  7. When you’re ready to bake, preheat your oven to 375F and line your baking sheets with parchment.
  8. Scoop dough in rounded tablespoons (or in any other desired size — just remember, the size will impact your baking time).
  9. Bake for 8-12 minutes (keep an eye on your first batch to get a sense of how it goes – your time will vary based on your oven!)
  10. Cool, then EAT! For the record, these bad boys would be great with some ice cream sandwiched in the middle. Just sayin’.

baking basics: cream scones

cream and blueberry lemon scones

Surprise: it’s Valentine’s week and I’m NOT sharing a red velvet cake/cookie/cupcake/doughnut/whatever recipe with you. Because I don’t like red velvet. And I’m tired of seeing red velvet recipes.

Instead, let’s talk basics again. SCONES! Continue reading

baking basics: brownies

plain brownies-

I’ve decided to incorporate a little something new into this whole blog thang (yes, thang.) As a long-time reader of quite a few blogs out there, it has become more and more apparent by reading comments and such that sometimes, people don’t want super difficult, overly-fancy recipes. Sometimes, y’all just want some basics. Maybe you don’t cook or bake on the regular and are just trying to learn some easy stuff to impress yourself / your friends / your family / your partner / that person you think is cute, or maybe you just want a good solid base recipe for something, or you want to learn the method for something…and you should be able to find/do those things! It’s totally okay to be new to this whole baking/cooking thing. It’s okay to just want a plain old ____ recipe once in a while. It’s okay to not really know how to brown butter or make frosting or work with yeast. So, I’m going to start a series of basics, geared toward helping anyone who falls into those categories above.

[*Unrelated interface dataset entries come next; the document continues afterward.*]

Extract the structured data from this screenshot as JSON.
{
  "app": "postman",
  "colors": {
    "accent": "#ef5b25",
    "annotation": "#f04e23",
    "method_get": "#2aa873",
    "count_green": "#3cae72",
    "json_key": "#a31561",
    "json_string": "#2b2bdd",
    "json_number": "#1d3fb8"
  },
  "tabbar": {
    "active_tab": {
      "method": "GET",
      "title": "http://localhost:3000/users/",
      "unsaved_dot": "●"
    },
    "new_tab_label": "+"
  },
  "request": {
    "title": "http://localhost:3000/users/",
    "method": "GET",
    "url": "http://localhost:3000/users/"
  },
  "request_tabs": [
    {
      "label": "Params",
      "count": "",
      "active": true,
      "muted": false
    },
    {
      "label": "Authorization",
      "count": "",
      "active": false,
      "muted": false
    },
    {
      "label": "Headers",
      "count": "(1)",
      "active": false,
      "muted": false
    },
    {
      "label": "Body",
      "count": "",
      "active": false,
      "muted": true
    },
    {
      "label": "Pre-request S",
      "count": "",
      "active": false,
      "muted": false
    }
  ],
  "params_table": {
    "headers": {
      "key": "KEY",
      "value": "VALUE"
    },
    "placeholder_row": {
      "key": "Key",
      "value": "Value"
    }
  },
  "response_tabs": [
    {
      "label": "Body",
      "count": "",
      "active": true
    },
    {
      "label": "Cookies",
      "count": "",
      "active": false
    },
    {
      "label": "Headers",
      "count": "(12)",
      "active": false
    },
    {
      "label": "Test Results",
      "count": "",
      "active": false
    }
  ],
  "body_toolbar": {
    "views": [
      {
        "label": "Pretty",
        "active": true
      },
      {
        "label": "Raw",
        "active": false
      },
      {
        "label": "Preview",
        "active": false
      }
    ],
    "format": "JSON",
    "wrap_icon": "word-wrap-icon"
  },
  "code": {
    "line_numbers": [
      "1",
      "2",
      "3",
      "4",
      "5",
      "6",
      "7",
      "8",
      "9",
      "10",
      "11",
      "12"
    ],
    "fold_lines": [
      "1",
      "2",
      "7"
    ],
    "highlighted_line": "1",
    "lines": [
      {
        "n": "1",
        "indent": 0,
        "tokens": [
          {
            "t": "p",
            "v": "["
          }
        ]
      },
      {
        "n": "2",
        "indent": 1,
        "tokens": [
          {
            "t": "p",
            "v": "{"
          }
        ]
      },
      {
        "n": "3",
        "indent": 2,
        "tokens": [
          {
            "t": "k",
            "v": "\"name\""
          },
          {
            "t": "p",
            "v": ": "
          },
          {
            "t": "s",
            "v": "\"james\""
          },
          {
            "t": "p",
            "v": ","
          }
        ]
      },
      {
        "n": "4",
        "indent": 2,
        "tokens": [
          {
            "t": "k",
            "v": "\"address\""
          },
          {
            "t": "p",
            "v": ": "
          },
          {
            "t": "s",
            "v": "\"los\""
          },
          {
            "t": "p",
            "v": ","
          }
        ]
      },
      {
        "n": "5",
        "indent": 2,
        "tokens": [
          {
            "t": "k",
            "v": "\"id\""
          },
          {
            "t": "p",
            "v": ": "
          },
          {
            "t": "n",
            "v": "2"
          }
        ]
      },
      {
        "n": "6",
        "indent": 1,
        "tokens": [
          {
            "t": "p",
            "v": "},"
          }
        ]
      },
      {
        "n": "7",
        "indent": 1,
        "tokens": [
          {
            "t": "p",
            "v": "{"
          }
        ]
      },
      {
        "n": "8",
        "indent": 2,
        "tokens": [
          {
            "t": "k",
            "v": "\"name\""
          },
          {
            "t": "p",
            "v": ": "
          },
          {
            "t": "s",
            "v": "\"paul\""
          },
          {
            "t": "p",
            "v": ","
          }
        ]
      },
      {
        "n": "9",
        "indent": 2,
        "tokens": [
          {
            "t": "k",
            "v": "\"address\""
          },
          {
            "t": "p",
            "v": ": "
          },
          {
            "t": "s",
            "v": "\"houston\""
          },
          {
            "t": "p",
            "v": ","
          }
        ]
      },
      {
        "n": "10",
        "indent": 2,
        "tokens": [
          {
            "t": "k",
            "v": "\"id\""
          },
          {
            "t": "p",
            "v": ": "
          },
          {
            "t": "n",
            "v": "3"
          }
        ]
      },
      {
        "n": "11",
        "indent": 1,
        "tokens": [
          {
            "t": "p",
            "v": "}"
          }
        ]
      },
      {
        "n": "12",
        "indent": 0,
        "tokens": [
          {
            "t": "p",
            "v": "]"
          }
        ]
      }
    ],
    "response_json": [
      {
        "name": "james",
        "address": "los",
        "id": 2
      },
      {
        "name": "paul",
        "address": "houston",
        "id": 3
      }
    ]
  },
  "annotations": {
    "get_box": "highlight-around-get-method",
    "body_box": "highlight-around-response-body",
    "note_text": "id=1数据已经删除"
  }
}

Now, you should know: I am no authority. Everything I’ve learned, I’ve been taught by family/friends or have learned on my own with practice and experimentation. I don’t have a culinary school education backing me up, but I don’t think you need one to be good at any of this anyway. I read a lot of cookbooks and blogs and magazines, and I cook or bake several times a week. Really, the recipes and methods I share with you throughout this series are simply things that have worked with consistent results for me in the past. Recipes or methods I turn to regularly, and think you might find useful. Cool? Cool.

So, let’s start with brownies. Continue reading